=== DATA SUPPLIED ===

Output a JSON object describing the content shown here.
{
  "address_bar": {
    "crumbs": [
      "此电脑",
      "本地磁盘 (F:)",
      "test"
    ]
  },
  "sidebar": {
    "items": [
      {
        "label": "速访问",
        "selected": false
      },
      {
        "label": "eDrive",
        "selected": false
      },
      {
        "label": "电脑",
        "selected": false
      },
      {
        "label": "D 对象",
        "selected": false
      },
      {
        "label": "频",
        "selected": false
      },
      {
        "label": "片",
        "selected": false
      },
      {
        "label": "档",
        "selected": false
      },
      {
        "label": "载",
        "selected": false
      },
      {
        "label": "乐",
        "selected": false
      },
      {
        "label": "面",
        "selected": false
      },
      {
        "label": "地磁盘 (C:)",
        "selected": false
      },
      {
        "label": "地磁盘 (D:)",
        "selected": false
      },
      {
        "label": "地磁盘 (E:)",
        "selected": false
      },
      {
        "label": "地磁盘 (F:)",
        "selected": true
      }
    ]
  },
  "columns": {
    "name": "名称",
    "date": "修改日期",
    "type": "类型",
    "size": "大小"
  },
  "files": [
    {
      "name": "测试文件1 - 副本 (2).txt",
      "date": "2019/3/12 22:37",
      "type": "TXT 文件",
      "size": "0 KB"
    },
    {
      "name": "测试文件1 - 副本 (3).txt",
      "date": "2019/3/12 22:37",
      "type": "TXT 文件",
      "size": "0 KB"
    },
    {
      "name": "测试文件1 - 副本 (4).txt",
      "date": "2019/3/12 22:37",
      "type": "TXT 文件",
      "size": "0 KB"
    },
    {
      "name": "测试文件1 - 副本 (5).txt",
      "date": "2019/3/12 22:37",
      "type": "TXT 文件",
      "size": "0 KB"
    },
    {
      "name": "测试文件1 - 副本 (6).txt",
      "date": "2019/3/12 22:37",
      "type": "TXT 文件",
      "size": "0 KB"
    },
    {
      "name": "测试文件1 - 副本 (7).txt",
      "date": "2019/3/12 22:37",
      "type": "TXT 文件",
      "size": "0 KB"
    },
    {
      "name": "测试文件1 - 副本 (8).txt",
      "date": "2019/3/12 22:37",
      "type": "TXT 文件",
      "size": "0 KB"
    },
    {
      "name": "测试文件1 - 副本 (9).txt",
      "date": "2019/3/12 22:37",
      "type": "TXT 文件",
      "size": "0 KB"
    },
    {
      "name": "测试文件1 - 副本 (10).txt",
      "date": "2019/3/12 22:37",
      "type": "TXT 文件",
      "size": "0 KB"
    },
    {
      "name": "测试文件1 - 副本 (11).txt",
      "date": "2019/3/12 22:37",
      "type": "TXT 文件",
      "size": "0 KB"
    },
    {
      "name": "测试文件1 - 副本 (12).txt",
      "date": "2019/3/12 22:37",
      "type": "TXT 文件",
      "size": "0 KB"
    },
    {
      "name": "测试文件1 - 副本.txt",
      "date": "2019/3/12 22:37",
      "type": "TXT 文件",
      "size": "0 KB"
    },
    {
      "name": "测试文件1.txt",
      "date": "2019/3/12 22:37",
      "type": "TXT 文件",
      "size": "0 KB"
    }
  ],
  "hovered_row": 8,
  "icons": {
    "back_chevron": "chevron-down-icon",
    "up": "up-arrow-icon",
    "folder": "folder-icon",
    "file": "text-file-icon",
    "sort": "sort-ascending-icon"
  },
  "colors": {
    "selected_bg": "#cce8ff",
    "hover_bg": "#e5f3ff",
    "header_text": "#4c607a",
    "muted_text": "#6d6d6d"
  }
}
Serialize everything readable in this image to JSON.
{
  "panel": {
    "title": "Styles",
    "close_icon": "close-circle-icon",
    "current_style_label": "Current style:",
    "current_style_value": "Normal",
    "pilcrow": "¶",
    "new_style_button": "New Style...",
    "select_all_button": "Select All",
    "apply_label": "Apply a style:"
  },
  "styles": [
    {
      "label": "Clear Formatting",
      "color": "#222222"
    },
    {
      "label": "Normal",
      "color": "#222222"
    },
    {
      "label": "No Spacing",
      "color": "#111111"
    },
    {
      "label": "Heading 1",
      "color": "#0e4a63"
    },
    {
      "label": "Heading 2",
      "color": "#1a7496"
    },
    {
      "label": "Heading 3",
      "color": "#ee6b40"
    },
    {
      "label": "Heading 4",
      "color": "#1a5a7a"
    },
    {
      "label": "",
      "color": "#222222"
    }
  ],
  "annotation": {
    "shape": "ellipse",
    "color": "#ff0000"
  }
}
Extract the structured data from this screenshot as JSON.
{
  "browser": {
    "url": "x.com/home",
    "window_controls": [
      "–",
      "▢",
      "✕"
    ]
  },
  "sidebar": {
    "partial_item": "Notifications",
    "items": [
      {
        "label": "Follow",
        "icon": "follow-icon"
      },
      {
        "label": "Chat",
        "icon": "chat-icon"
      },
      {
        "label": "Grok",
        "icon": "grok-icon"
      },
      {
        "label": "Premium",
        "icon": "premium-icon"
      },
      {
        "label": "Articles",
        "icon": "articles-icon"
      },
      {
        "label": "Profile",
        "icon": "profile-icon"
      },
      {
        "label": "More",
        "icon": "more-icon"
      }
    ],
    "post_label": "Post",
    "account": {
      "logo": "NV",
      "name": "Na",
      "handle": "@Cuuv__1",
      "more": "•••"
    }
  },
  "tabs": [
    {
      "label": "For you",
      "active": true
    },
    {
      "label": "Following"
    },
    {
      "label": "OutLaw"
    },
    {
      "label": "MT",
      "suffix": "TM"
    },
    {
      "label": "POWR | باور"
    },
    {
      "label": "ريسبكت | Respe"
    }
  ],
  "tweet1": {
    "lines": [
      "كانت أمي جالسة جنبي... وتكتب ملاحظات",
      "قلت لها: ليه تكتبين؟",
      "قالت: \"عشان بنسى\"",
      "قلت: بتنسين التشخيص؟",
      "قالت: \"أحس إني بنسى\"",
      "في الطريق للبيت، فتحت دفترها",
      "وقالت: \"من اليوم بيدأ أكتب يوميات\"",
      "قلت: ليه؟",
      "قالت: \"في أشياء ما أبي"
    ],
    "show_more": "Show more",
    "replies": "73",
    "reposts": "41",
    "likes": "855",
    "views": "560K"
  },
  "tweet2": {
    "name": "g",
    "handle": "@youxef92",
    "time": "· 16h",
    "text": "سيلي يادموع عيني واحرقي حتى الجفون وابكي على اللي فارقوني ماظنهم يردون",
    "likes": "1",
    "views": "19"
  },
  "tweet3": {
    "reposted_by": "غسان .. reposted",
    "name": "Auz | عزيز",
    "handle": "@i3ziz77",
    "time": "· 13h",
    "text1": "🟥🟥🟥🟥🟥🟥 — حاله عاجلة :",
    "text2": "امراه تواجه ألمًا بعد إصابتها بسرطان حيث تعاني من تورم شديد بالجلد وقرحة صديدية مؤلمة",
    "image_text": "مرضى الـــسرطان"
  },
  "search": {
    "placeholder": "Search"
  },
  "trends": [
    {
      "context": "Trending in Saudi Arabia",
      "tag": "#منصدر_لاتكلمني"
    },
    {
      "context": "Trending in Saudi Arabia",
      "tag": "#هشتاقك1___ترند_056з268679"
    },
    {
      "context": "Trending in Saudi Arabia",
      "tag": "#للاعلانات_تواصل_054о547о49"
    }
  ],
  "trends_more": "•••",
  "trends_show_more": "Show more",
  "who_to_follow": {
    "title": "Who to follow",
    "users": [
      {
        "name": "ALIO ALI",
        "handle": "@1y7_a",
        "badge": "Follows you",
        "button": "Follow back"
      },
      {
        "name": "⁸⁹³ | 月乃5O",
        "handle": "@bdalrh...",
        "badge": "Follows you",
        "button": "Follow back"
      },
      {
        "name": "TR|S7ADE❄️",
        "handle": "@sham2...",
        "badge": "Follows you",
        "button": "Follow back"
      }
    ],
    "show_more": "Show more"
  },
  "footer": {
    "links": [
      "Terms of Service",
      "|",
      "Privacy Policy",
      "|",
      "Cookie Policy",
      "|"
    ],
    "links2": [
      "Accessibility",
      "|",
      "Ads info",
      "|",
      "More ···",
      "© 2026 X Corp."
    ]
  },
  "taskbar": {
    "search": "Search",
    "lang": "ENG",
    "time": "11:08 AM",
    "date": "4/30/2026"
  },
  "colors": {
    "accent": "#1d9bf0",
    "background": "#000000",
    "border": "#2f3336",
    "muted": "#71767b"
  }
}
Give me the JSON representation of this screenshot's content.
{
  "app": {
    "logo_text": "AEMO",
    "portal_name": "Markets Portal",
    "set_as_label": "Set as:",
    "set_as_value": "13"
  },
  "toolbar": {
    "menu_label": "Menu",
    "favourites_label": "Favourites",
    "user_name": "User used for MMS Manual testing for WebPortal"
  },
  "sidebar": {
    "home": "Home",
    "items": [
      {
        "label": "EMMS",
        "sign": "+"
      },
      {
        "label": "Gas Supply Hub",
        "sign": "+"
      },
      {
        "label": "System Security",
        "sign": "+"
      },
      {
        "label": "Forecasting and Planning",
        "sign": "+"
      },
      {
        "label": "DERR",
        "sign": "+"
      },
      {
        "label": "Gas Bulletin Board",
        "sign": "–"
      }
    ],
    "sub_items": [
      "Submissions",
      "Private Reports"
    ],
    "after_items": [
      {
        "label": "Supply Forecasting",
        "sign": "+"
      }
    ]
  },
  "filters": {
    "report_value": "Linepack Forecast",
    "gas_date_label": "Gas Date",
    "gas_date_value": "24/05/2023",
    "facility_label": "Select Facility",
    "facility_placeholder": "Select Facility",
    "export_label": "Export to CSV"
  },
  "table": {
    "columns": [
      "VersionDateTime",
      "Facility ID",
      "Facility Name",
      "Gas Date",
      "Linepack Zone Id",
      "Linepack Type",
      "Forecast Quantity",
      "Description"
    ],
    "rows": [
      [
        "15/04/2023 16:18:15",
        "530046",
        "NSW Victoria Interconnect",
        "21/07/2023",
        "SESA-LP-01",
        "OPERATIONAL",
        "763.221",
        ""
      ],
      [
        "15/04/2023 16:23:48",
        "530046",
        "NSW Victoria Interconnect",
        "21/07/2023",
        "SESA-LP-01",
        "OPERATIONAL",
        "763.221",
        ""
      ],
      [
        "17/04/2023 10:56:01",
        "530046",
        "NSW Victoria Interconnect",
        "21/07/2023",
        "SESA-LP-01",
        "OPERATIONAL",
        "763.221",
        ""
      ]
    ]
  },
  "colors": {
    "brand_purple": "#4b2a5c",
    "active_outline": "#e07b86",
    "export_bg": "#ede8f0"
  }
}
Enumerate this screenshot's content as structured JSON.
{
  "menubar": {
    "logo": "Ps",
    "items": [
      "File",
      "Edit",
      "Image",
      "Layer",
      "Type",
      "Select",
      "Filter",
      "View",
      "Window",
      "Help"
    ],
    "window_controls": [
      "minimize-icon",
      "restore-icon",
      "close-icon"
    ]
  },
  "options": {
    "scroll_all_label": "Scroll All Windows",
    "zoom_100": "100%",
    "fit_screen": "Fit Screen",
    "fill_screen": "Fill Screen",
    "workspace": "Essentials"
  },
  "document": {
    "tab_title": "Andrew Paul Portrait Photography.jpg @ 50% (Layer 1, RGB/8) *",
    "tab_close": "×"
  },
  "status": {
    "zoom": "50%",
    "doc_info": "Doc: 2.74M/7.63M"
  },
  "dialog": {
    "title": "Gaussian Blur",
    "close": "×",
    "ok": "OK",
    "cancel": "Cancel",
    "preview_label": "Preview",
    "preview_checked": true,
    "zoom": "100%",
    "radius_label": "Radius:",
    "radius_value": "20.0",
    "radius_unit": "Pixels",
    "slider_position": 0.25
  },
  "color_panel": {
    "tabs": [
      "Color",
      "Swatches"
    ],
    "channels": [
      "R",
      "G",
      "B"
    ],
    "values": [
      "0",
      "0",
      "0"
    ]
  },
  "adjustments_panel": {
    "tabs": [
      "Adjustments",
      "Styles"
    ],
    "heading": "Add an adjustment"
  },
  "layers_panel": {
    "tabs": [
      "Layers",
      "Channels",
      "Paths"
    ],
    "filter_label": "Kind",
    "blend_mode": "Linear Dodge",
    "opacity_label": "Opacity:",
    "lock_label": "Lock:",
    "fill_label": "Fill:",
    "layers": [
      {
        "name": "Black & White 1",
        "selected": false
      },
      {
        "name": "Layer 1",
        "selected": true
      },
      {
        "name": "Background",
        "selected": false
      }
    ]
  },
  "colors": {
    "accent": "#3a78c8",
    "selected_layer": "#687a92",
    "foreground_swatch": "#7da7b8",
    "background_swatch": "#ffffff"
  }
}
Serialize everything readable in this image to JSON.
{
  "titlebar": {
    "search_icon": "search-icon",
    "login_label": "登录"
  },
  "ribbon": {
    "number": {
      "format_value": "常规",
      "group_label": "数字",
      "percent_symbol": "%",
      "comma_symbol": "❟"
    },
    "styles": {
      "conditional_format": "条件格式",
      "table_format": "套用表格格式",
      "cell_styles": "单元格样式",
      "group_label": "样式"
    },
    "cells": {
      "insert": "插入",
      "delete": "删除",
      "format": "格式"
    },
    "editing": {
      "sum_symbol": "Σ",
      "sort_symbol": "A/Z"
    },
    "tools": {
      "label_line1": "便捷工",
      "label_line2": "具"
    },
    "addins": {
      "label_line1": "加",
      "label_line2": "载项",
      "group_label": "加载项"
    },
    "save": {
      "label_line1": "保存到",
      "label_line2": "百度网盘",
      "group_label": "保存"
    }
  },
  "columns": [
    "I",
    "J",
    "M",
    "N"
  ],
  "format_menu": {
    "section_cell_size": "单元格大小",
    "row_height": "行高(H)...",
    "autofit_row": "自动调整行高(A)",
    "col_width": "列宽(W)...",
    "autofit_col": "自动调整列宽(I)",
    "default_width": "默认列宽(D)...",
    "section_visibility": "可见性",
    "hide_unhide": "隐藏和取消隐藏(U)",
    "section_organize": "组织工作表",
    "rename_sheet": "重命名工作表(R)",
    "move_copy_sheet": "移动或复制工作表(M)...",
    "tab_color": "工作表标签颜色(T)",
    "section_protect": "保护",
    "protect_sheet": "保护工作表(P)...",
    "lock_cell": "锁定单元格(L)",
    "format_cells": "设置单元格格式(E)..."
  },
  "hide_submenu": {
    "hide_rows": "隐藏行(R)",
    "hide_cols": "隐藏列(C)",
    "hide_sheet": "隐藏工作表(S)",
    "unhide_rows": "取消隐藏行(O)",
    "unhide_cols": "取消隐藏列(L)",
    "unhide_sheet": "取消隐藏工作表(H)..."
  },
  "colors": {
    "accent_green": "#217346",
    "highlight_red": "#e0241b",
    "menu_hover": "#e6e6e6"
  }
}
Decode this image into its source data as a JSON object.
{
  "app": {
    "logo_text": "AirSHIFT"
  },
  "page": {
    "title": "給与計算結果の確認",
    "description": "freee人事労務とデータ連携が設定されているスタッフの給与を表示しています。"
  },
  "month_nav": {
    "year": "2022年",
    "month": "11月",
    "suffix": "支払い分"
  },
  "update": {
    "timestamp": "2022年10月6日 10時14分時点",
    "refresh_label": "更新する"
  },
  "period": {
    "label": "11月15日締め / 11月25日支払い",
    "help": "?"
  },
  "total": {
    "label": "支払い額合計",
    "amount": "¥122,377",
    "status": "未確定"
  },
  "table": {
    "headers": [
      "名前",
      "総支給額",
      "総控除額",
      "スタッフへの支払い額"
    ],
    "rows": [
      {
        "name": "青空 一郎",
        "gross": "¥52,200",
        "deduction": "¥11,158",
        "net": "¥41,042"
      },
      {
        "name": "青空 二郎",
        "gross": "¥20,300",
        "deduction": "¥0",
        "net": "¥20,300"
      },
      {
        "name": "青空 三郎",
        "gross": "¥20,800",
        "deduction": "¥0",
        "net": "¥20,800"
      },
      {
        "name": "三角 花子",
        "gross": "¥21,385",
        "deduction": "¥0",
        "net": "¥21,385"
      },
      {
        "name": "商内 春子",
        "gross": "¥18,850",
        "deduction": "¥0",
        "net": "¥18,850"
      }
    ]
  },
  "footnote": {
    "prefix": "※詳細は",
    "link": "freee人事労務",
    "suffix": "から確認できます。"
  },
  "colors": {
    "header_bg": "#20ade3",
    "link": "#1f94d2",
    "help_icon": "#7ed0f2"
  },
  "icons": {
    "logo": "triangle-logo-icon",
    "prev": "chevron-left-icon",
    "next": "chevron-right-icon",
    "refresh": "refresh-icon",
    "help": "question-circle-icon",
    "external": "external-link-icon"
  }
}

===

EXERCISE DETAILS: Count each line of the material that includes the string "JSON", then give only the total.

YOUR RESPONSE: 7